TCG: Does storytelling from an LGBT point of view alter the texture of the story in a particular way? How does the history of “camp” fit into what you are doing with your worlds?
Jessica: I don’t think it really alters it. As a queer/bisexual woman myself, my world is full of many people and friends from all over the spectrum, and we tried really hard to portray that in the book. The point is to show that our seemingly normal world has a lot more hidden in the shadows—creature-wise. And I think the same could be said for the LGBT point of view; there’s actually a lot of representation in the world, it’s just a matter of showing it does actually exist in the story.
Briana: Exactly. LGBT is treated like a norm, because for us, it is, and should be treated as such. Katalynne is a bisexual woman who is in a relationship with a woman, and the others are more shocked at her even dating (since she never does) than they are about her dating a woman. Later, they find out one of their other comrades was gay, and they don’t even bat an eye about it. Honestly, they have bigger things to worry about, you know? In a world full of potentially dangerous supernatural creatures . . . who has time to have issues with sexuality?
TCG: What is your favorite spoiler-free moment or scene from these books?
Jessica: I would have to say my favorite moment deals with I-lyan. He’s the guardian dragon of Haven, and most of the time he’s seen as just a mark on Haven’s arm.
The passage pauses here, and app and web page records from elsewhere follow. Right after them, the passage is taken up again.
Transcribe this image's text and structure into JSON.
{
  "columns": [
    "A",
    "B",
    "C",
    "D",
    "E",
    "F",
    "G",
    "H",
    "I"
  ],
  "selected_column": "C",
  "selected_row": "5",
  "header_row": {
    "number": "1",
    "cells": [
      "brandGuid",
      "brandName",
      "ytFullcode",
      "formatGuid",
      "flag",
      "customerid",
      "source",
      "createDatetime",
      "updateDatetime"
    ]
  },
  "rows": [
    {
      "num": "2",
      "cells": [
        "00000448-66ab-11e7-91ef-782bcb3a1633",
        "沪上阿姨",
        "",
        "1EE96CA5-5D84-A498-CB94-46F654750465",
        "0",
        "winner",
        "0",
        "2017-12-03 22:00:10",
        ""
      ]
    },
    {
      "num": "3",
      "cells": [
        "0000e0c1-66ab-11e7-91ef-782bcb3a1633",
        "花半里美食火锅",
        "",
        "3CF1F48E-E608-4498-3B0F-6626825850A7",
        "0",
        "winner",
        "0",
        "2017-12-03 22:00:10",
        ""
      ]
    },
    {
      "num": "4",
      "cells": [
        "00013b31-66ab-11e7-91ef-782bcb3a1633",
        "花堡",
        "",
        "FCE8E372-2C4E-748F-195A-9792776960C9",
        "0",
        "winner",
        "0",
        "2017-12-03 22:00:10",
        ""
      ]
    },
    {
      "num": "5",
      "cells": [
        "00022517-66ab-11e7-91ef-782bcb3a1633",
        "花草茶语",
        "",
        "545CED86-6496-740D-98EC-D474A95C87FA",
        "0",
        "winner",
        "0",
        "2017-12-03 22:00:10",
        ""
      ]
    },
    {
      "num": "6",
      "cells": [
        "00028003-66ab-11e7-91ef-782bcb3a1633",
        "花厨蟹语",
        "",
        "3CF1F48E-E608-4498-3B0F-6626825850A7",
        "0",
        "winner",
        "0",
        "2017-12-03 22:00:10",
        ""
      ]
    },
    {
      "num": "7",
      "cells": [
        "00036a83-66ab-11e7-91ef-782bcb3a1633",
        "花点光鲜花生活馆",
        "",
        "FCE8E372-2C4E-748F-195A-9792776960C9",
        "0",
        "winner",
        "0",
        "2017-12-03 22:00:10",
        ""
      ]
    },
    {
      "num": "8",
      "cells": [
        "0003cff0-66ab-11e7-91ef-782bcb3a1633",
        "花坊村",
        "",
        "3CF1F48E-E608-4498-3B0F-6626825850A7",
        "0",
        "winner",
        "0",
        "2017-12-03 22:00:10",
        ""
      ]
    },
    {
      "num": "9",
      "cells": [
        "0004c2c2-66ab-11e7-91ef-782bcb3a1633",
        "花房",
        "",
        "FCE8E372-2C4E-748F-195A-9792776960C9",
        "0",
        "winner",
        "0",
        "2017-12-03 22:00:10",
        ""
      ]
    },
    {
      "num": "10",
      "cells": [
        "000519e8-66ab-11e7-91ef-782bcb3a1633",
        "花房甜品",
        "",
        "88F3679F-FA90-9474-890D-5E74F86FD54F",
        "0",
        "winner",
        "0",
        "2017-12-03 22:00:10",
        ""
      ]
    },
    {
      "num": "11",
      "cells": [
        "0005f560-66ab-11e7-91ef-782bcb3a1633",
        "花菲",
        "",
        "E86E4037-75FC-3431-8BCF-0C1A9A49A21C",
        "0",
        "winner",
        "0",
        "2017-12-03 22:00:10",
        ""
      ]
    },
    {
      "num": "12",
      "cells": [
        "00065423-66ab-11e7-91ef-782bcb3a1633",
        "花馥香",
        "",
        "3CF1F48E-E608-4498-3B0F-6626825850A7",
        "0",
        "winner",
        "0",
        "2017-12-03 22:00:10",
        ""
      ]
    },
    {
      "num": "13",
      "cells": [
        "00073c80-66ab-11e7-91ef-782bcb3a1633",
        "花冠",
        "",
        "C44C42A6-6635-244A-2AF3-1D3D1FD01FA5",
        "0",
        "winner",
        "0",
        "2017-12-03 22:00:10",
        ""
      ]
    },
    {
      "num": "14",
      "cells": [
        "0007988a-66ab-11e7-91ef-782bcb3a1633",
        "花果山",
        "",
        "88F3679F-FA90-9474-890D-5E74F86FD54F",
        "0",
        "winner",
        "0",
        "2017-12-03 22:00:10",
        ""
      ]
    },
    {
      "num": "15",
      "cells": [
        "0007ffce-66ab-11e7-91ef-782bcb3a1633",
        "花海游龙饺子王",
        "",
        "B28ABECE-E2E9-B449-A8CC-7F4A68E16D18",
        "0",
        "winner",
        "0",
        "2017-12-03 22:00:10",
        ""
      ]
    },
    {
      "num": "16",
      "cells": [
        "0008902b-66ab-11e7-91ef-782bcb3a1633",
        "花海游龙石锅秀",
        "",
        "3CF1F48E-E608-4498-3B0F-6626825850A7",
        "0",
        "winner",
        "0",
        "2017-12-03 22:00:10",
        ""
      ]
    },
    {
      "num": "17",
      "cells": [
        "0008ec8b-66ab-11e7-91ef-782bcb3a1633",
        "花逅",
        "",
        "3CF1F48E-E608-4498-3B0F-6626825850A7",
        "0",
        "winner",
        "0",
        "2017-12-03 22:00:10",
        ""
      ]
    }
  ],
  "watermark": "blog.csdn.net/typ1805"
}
But there’s a point in the story where he takes over and speaks through Haven, and the images in that scene were particularly fun to write.
Briana: There’s actually a line I really like in the first book. Katalynne has to deal with a pesky reporter who is trying to pin her boss, Fagan, to a string of crimes. Said reporter asks her what she does for Fagan, and Katalynne replies with, “I pick up his dry cleaning.” I’m not sure why that amuses me so much, but it’s one of the moments where I really adore Katalynne. She’s so normal in all of this but still doesn’t stand for any kind of crap thrown her way.
TCG: What is the first thing you tell people about the series when explaining it to people who visit your author table at conventions?
Jessica: I’m usually the one who focuses on selling the books at the table, so I have the whole pitch memorized. It usually starts with the Storyteller, because he’s such an interesting character—though if they’re cosplaying from Supernatural or another urban fantasy series, I’ll sometimes cater to that fandom.
Briana: I usually bring it up when we give our “Diversity in Writing” panel, because we do have a diverse cast of characters from all sorts of different backgrounds, so I usually end up using them as examples. Beyond that, as Jessica said, she’s usually the one pitching the books because we sort of divide and conquer while at the table—she handles books, and I handle all of the crafts we sell.
Seeking the Storyteller and Beneath the Chapter are both available on Amazon. You can Briana and Jessica on the 2016 convention circuit at A-Kon, CONvergence, Anime Iowa, Matsuricon, Gaylaxicon, and other events yet to be announced. Learn more about the authors and hear updates about their appearances on their social media pages, most of which are dedicated to cosplay but are the best way to keep tabs on them: